very nature of the case, then, we are limited in our acts of worship to those
which are authorized by the scriptures, and we sin if we go beyond them."
(cf. John 4.24; John 17.17.)
by the New Testament Church
Bible scholars and historians of all faiths agree on the entire absence of instrumental music from the New Testament church. Dr. Curt Sachs of Columbia University, one of the most eminent musicologists in America has said: "All ancient Christian music was vocal 3 Dr. Frederic Ritter, in his book, History of Music From The Christian Era To The Present Time, says "We have no real knowledge of the music which formed a part of the religious devotion of the first Christian congregations. It was, however, purely vocal." 4 The Encyclopedia of Religious Knowledge, in an article by J.M. Brown notes: "That instrumental music was not practiced by primitive Christians...is evident from church history." 5 The New Schaff-Herzog Encyclopedia of Religious Knowledge documents the fact that "...the organ...was rejected in early Christian circles." 6 McClintock and Strong observe: "The Greek word PSALLO is applied among the Greeks of modern times exclusively to sacred music, which in the Eastern Church has never been other than vocal; instrumental music being unknown in that church as it was in the primitive church." 7 Emil Nauman writes in The History of Music, Vol. I, p. 177: "There can be no doubt that originally the music of the divine service was everywhere entirely of a vocal nature." 8 Early Christian writers (Justin Martyr, Chrysostum, Tertullian, Eusebius) confirm that it was the practice of the early church simply to sing.
references to the testimony of religious scholars and historians could be
presented almost indefinitely--however, by now it should be clear that
Instrumental Music was not practiced in the Early Church!

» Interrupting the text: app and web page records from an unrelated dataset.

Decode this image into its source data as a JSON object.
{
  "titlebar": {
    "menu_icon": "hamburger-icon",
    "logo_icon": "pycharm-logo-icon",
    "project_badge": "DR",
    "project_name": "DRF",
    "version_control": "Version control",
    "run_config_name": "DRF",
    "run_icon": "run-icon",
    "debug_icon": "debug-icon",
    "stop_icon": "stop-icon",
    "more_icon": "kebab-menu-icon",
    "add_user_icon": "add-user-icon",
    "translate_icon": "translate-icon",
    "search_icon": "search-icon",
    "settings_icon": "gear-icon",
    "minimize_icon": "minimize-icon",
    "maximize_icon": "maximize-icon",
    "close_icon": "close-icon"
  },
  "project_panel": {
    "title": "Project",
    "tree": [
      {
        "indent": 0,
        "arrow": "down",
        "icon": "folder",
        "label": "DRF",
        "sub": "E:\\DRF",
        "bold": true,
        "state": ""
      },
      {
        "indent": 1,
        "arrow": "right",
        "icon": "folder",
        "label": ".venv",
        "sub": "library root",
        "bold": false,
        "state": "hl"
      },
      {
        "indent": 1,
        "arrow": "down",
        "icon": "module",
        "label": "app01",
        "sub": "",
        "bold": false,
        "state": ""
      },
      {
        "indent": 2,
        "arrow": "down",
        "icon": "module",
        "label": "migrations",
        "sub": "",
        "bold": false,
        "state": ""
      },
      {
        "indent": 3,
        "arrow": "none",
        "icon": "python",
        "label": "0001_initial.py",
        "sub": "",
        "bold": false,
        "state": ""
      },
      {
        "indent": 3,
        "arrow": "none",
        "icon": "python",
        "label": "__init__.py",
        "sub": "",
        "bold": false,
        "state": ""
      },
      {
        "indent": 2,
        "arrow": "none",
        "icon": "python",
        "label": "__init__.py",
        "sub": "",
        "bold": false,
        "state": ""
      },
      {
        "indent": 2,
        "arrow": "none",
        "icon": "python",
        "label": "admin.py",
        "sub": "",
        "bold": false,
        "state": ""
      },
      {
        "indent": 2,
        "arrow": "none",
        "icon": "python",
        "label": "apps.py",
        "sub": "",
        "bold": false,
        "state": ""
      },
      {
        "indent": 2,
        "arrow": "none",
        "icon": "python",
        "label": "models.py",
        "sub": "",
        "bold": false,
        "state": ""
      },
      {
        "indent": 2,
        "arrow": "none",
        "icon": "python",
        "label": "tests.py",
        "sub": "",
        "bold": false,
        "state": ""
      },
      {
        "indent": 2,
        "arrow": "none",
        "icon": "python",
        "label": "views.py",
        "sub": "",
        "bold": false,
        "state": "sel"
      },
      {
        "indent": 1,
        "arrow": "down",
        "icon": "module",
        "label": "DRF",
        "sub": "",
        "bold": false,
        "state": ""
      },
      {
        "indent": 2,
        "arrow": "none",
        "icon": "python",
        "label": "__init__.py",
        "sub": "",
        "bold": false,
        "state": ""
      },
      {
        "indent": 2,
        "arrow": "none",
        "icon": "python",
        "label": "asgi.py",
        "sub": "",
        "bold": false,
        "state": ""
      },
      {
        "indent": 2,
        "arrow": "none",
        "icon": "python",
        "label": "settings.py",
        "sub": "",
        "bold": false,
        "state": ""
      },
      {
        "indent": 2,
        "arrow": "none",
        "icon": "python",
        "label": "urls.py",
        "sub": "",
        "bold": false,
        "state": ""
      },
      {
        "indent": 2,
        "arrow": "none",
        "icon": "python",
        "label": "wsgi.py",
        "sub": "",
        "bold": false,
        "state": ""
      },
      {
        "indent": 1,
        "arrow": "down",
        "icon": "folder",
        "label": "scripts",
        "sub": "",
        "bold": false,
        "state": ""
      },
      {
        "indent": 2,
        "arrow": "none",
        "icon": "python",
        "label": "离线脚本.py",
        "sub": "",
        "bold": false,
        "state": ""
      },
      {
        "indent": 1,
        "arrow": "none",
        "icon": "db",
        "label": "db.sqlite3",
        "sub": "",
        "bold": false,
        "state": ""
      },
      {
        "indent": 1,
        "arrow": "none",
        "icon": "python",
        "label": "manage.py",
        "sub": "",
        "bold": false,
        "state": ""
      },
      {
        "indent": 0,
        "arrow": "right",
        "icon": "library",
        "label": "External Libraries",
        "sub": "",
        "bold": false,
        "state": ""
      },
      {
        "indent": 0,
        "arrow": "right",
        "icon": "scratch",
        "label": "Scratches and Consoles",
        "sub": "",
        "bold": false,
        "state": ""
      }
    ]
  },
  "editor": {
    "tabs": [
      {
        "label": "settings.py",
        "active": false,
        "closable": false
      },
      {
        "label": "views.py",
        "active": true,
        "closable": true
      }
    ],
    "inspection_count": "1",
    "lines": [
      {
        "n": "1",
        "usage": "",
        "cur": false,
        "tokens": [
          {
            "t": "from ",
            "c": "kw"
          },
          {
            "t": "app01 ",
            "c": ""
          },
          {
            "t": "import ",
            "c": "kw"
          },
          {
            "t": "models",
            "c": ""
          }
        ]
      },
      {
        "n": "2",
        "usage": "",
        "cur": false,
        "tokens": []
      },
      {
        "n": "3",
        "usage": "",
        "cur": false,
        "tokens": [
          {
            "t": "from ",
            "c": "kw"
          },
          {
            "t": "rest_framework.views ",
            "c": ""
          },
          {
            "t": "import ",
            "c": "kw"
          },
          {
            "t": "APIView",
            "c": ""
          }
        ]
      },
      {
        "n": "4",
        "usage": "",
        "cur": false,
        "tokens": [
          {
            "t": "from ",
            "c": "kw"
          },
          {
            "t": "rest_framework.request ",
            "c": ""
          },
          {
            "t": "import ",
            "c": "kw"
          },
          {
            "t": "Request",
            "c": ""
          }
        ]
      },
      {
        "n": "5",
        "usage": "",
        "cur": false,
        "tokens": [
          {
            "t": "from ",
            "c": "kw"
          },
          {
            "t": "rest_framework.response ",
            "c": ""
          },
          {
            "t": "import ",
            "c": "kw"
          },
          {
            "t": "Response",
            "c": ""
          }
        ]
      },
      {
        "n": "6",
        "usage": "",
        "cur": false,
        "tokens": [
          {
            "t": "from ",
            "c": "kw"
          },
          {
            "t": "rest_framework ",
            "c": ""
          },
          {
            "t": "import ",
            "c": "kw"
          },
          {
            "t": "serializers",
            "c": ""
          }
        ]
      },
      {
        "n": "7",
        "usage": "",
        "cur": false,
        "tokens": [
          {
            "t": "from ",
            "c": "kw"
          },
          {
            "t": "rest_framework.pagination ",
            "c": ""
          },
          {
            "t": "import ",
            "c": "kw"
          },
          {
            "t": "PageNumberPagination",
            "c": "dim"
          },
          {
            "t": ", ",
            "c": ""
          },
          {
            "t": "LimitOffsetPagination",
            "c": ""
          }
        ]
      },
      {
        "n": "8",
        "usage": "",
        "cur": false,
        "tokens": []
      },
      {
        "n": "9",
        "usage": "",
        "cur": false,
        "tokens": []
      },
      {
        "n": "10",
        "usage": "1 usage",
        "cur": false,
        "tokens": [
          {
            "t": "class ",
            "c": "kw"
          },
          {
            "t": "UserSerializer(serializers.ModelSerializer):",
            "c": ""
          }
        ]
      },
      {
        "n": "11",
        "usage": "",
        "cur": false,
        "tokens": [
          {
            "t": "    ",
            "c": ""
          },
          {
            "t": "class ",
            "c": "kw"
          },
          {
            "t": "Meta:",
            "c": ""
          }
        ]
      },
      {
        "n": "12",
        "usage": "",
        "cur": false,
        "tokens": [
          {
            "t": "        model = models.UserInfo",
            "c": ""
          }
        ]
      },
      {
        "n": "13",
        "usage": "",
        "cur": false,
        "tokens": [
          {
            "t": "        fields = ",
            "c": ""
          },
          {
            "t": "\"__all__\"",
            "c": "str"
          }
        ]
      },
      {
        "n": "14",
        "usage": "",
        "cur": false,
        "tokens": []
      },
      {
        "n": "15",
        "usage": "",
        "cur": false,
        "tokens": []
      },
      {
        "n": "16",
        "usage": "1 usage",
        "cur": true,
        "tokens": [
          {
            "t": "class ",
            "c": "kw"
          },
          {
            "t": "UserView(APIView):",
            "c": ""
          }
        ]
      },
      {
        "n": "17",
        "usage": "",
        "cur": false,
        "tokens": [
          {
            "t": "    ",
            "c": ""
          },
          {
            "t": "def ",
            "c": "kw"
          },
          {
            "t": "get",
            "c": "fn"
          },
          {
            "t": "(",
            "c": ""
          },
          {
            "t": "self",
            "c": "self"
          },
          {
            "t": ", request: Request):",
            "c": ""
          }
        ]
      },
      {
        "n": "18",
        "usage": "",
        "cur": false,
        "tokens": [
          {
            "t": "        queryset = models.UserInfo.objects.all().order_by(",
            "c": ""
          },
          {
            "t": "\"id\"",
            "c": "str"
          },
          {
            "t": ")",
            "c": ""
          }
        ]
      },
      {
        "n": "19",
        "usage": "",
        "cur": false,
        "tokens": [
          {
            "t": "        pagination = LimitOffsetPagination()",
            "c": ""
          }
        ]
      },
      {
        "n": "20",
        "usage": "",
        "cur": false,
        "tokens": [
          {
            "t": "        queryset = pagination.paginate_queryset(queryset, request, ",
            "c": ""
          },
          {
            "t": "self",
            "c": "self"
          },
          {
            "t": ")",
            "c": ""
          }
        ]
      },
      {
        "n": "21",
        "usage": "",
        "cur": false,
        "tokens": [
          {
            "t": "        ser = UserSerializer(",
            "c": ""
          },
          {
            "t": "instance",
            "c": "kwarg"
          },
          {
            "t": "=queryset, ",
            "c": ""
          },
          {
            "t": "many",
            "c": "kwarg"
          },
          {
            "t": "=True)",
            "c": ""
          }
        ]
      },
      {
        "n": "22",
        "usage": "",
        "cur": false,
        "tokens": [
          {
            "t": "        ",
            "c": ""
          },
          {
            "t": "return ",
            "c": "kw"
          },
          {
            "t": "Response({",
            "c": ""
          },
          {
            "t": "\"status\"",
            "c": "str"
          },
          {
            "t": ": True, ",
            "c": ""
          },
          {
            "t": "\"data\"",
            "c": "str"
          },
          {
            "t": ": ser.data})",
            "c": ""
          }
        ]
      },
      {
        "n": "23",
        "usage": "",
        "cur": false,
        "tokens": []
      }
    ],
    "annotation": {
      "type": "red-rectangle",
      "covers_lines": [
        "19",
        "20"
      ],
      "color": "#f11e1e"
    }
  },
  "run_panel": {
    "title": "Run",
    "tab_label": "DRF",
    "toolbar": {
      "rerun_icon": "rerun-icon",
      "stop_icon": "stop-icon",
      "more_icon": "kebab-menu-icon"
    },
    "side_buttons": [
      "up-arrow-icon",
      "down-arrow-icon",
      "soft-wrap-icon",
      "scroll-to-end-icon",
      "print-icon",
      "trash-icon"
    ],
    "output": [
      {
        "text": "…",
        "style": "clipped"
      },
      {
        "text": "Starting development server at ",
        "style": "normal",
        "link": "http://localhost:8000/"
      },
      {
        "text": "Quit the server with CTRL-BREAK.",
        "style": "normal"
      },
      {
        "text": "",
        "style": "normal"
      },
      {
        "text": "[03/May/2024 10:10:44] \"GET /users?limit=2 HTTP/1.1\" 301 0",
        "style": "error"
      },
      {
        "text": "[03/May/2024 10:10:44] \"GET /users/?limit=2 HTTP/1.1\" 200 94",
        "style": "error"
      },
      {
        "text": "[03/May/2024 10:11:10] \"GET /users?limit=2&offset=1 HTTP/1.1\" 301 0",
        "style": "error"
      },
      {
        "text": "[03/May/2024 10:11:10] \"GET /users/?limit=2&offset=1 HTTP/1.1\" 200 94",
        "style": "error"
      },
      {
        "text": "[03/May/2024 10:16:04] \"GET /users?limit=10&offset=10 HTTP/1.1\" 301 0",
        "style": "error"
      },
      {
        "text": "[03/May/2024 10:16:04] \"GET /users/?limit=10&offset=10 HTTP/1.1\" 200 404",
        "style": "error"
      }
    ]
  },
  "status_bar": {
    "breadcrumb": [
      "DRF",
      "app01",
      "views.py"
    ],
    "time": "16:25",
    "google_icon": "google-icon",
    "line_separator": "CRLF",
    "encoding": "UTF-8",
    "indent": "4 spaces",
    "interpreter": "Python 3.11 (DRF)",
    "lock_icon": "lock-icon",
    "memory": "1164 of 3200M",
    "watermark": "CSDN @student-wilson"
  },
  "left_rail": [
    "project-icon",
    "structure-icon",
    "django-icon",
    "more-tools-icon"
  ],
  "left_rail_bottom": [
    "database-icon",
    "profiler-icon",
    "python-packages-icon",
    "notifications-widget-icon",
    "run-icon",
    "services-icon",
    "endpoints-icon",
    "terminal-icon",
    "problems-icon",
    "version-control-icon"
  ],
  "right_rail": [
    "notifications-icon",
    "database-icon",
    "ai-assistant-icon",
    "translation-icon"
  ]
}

Those early
Christians, who were guided by the Apostles, did not make use of mechanical
instruments of music, but, rather, sang psalms, hymns, and spiritual songs to
God. The question is: If we seriously intend to be New Testament Christians,
can we do that which was never permitted as a part of the worship of the New
in the Apostate Church
The record is clear--wherever and whenever men have sought to
purge Christianity of the innovations adopted by the Apostate Church, they have
begun with the rejection of Instrumental Music; All of the great reformers were
agreed--returning to the simplicity of the New Testament Church means dispensing
with Instrumental Music!!!
an Element of Divisiveness
Throughout history, instrumental music has been disruptive of the unity of the church. It has been a source of strife and unnecessary division. Congregations have been split over it, yet none argue that it is essential.
The famed Methodist scholar,
Adam Clarke, wrote: "I am an old
man, and an old minister; and I here declare that I never knew them (i.e.
instruments) productive of any good in the worship of God; and have had reason
to believe that they were productive of much evil. Music as a science, I esteem
and admire; but instruments of music in the house of God I abominate and